◆ **GOAL OF THE EXERCISE**: Return the records word for word. Any pictures in them are not part of the copy.

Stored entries
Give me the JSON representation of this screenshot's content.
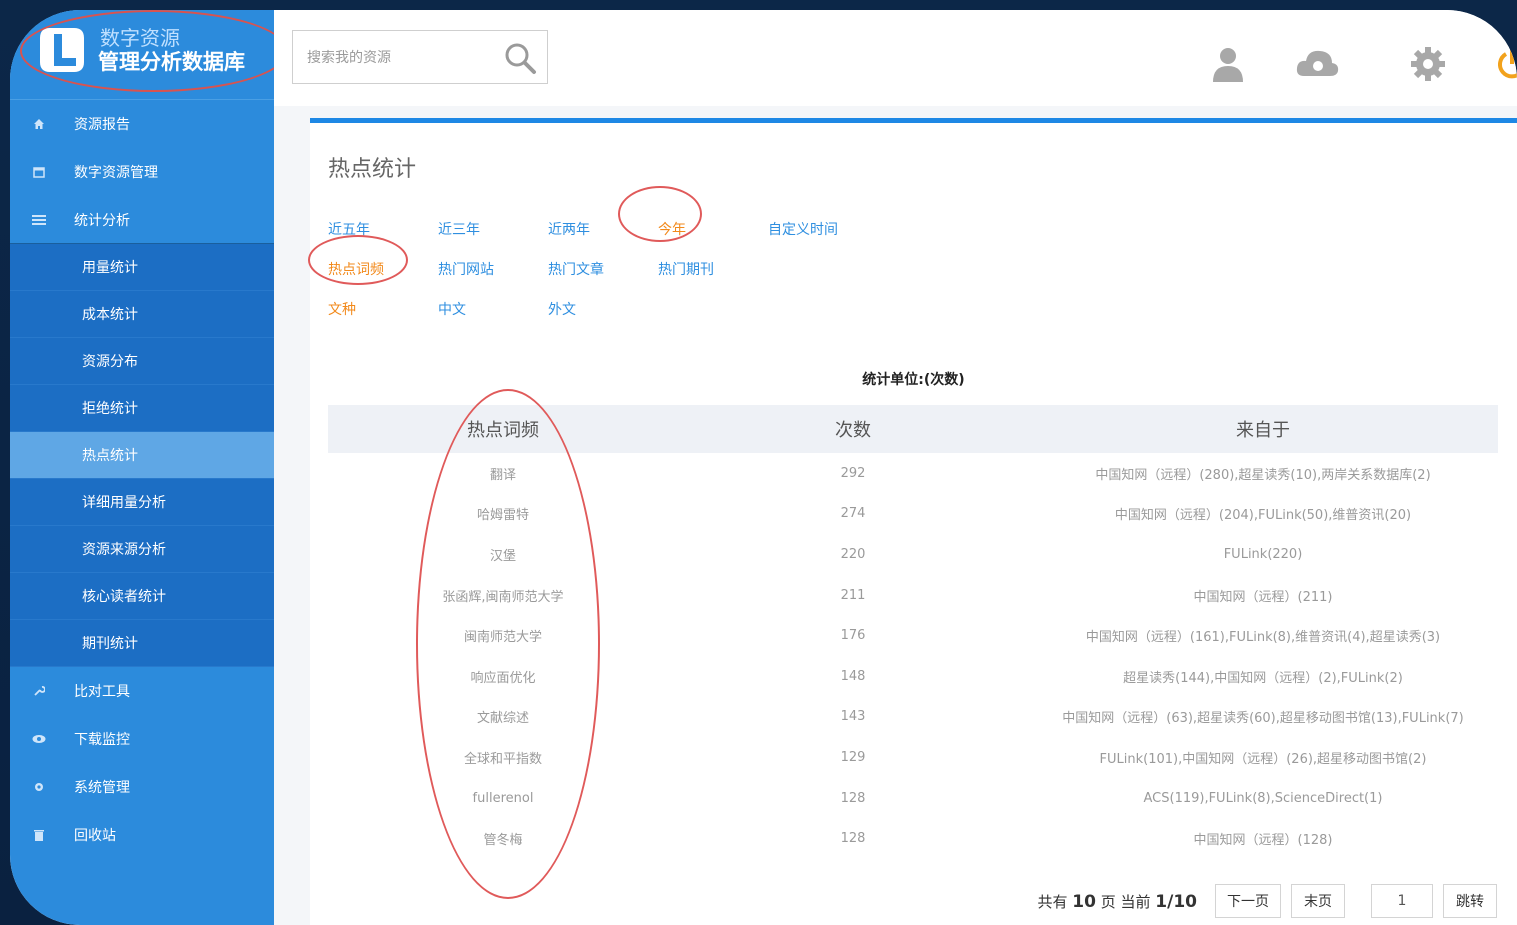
{
  "app": {
    "logo_line1": "数字资源",
    "logo_line2": "管理分析数据库"
  },
  "sidebar": {
    "items": [
      {
        "label": "资源报告",
        "icon": "home-icon"
      },
      {
        "label": "数字资源管理",
        "icon": "calendar-icon"
      },
      {
        "label": "统计分析",
        "icon": "list-icon"
      }
    ],
    "sub_items": [
      {
        "label": "用量统计"
      },
      {
        "label": "成本统计"
      },
      {
        "label": "资源分布"
      },
      {
        "label": "拒绝统计"
      },
      {
        "label": "热点统计",
        "active": true
      },
      {
        "label": "详细用量分析"
      },
      {
        "label": "资源来源分析"
      },
      {
        "label": "核心读者统计"
      },
      {
        "label": "期刊统计"
      }
    ],
    "bottom_items": [
      {
        "label": "比对工具",
        "icon": "wrench-icon"
      },
      {
        "label": "下载监控",
        "icon": "eye-icon"
      },
      {
        "label": "系统管理",
        "icon": "gear-icon"
      },
      {
        "label": "回收站",
        "icon": "trash-icon"
      }
    ]
  },
  "header": {
    "search_placeholder": "搜索我的资源"
  },
  "main": {
    "title": "热点统计",
    "time_filters": [
      "近五年",
      "近三年",
      "近两年",
      "今年",
      "自定义时间"
    ],
    "type_filters": [
      "热点词频",
      "热门网站",
      "热门文章",
      "热门期刊"
    ],
    "lang_filters": [
      "文种",
      "中文",
      "外文"
    ],
    "unit_label": "统计单位:(次数)",
    "table": {
      "headers": [
        "热点词频",
        "次数",
        "来自于"
      ],
      "rows": [
        [
          "翻译",
          "292",
          "中国知网（远程）(280),超星读秀(10),两岸关系数据库(2)"
        ],
        [
          "哈姆雷特",
          "274",
          "中国知网（远程）(204),FULink(50),维普资讯(20)"
        ],
        [
          "汉堡",
          "220",
          "FULink(220)"
        ],
        [
          "张函辉,闽南师范大学",
          "211",
          "中国知网（远程）(211)"
        ],
        [
          "闽南师范大学",
          "176",
          "中国知网（远程）(161),FULink(8),维普资讯(4),超星读秀(3)"
        ],
        [
          "响应面优化",
          "148",
          "超星读秀(144),中国知网（远程）(2),FULink(2)"
        ],
        [
          "文献综述",
          "143",
          "中国知网（远程）(63),超星读秀(60),超星移动图书馆(13),FULink(7)"
        ],
        [
          "全球和平指数",
          "129",
          "FULink(101),中国知网（远程）(26),超星移动图书馆(2)"
        ],
        [
          "fullerenol",
          "128",
          "ACS(119),FULink(8),ScienceDirect(1)"
        ],
        [
          "管冬梅",
          "128",
          "中国知网（远程）(128)"
        ]
      ]
    },
    "pager": {
      "prefix": "共有",
      "total": "10",
      "mid": "页 当前",
      "current": "1/10",
      "next": "下一页",
      "last": "末页",
      "page_input": "1",
      "jump": "跳转"
    }
  },
  "colors": {
    "sidebar": "#2c8bdc",
    "sidebar_sub": "#1c6ec4",
    "active": "#5fa7e5",
    "link_blue": "#2f8fe0",
    "link_orange": "#f28a1c",
    "accent_bar": "#1e88e5",
    "annotation_red": "#e05a5a"
  }
}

◆ **EXERCISE OUTPUT**:
Give me the JSON representation of this screenshot's content.
{
  "app": {
    "logo_line1": "数字资源",
    "logo_line2": "管理分析数据库"
  },
  "sidebar": {
    "items": [
      {
        "label": "资源报告",
        "icon": "home-icon"
      },
      {
        "label": "数字资源管理",
        "icon": "calendar-icon"
      },
      {
        "label": "统计分析",
        "icon": "list-icon"
      }
    ],
    "sub_items": [
      {
        "label": "用量统计"
      },
      {
        "label": "成本统计"
      },
      {
        "label": "资源分布"
      },
      {
        "label": "拒绝统计"
      },
      {
        "label": "热点统计",
        "active": true
      },
      {
        "label": "详细用量分析"
      },
      {
        "label": "资源来源分析"
      },
      {
        "label": "核心读者统计"
      },
      {
        "label": "期刊统计"
      }
    ],
    "bottom_items": [
      {
        "label": "比对工具",
        "icon": "wrench-icon"
      },
      {
        "label": "下载监控",
        "icon": "eye-icon"
      },
      {
        "label": "系统管理",
        "icon": "gear-icon"
      },
      {
        "label": "回收站",
        "icon": "trash-icon"
      }
    ]
  },
  "header": {
    "search_placeholder": "搜索我的资源"
  },
  "main": {
    "title": "热点统计",
    "time_filters": [
      "近五年",
      "近三年",
      "近两年",
      "今年",
      "自定义时间"
    ],
    "type_filters": [
      "热点词频",
      "热门网站",
      "热门文章",
      "热门期刊"
    ],
    "lang_filters": [
      "文种",
      "中文",
      "外文"
    ],
    "unit_label": "统计单位:(次数)",
    "table": {
      "headers": [
        "热点词频",
        "次数",
        "来自于"
      ],
      "rows": [
        [
          "翻译",
          "292",
          "中国知网（远程）(280),超星读秀(10),两岸关系数据库(2)"
        ],
        [
          "哈姆雷特",
          "274",
          "中国知网（远程）(204),FULink(50),维普资讯(20)"
        ],
        [
          "汉堡",
          "220",
          "FULink(220)"
        ],
        [
          "张函辉,闽南师范大学",
          "211",
          "中国知网（远程）(211)"
        ],
        [
          "闽南师范大学",
          "176",
          "中国知网（远程）(161),FULink(8),维普资讯(4),超星读秀(3)"
        ],
        [
          "响应面优化",
          "148",
          "超星读秀(144),中国知网（远程）(2),FULink(2)"
        ],
        [
          "文献综述",
          "143",
          "中国知网（远程）(63),超星读秀(60),超星移动图书馆(13),FULink(7)"
        ],
        [
          "全球和平指数",
          "129",
          "FULink(101),中国知网（远程）(26),超星移动图书馆(2)"
        ],
        [
          "fullerenol",
          "128",
          "ACS(119),FULink(8),ScienceDirect(1)"
        ],
        [
          "管冬梅",
          "128",
          "中国知网（远程）(128)"
        ]
      ]
    },
    "pager": {
      "prefix": "共有",
      "total": "10",
      "mid": "页 当前",
      "current": "1/10",
      "next": "下一页",
      "last": "末页",
      "page_input": "1",
      "jump": "跳转"
    }
  },
  "colors": {
    "sidebar": "#2c8bdc",
    "sidebar_sub": "#1c6ec4",
    "active": "#5fa7e5",
    "link_blue": "#2f8fe0",
    "link_orange": "#f28a1c",
    "accent_bar": "#1e88e5",
    "annotation_red": "#e05a5a"
  }
}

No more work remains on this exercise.